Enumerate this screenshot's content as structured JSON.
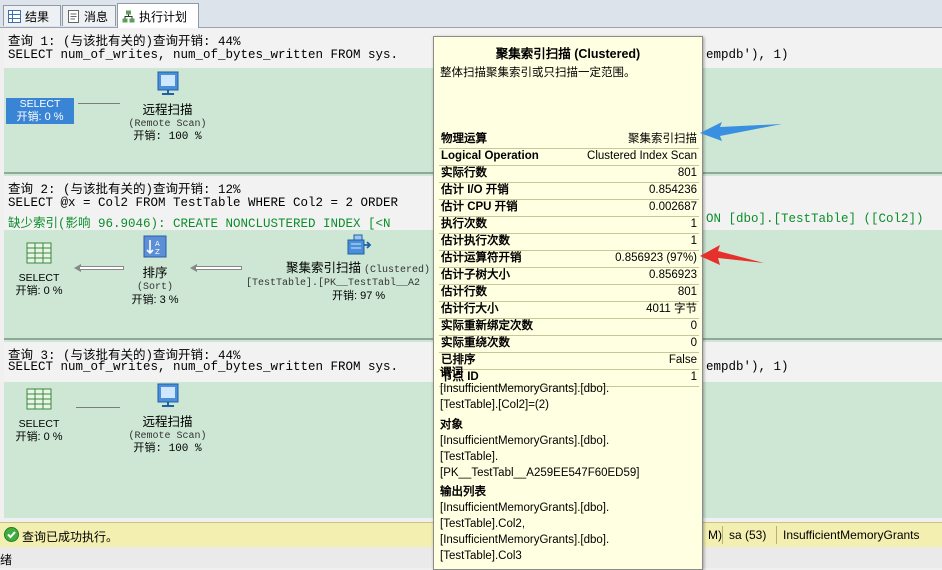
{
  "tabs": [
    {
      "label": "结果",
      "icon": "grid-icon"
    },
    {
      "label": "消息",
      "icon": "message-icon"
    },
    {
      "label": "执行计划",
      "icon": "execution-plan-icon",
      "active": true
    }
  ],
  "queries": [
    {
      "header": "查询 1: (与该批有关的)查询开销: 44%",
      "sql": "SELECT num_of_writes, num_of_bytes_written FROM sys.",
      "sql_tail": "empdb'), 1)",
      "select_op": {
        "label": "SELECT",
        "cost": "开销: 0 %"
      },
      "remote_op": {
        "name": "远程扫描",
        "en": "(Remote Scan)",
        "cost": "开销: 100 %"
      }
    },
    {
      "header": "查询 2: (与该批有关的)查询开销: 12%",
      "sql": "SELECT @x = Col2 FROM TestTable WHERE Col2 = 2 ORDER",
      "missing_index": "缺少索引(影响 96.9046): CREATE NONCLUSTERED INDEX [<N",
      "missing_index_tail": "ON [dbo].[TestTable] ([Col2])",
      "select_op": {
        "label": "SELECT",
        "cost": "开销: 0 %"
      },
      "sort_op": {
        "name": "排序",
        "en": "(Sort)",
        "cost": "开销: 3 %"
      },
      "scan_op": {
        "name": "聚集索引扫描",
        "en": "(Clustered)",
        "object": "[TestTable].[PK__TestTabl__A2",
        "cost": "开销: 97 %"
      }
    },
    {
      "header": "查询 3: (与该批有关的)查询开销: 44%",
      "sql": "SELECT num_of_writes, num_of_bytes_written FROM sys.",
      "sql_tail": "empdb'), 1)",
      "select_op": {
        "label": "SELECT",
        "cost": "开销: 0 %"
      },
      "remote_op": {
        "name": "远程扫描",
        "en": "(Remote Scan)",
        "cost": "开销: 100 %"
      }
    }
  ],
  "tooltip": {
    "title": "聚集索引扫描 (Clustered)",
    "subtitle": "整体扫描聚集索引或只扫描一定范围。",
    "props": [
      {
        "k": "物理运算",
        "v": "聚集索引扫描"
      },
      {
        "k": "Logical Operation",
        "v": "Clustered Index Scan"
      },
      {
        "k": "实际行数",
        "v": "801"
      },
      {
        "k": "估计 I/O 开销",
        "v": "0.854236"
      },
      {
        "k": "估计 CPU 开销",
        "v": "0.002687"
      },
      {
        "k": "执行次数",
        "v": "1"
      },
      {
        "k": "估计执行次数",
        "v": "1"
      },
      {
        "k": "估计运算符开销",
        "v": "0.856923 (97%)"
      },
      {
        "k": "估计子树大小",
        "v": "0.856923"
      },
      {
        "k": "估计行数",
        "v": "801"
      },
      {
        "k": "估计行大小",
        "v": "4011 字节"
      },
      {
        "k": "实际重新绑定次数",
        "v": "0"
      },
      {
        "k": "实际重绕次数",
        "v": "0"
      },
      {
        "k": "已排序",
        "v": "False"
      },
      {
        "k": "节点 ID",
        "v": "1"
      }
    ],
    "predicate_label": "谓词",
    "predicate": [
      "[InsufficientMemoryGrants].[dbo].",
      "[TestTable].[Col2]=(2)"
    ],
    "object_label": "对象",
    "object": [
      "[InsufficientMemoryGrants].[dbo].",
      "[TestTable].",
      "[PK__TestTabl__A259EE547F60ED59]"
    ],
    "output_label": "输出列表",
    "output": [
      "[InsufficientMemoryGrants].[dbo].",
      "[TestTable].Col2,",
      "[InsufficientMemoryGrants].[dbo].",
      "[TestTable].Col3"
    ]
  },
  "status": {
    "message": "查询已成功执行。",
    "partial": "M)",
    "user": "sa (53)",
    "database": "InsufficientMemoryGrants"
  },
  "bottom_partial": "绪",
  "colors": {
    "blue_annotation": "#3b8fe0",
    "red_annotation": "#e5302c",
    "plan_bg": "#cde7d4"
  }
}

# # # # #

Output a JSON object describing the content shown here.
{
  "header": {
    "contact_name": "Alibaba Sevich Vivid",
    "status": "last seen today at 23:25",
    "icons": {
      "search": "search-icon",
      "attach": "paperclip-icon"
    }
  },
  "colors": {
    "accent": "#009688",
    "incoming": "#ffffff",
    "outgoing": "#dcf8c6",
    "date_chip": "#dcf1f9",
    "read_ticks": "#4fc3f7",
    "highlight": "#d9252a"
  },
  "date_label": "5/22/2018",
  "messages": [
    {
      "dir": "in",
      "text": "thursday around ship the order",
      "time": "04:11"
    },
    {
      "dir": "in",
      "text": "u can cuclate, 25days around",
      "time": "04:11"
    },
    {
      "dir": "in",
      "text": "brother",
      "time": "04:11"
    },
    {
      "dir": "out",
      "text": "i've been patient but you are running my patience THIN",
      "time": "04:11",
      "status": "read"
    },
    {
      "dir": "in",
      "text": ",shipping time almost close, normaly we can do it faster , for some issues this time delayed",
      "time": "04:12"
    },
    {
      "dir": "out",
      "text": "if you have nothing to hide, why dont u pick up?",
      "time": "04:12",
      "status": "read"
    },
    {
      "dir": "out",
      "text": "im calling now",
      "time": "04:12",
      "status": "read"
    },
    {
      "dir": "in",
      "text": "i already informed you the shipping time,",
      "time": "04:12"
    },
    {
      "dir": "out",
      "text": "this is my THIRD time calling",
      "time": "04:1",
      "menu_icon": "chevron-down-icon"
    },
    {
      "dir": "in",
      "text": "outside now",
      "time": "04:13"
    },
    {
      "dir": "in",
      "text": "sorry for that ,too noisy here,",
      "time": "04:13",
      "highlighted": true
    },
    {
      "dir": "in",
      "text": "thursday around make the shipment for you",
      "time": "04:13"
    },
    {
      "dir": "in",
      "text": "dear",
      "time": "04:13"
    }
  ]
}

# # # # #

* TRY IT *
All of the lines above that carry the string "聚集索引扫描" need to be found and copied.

* WRITTEN ANSWER *
        "name": "聚集索引扫描",
    "title": "聚集索引扫描 (Clustered)",
        "v": "聚集索引扫描"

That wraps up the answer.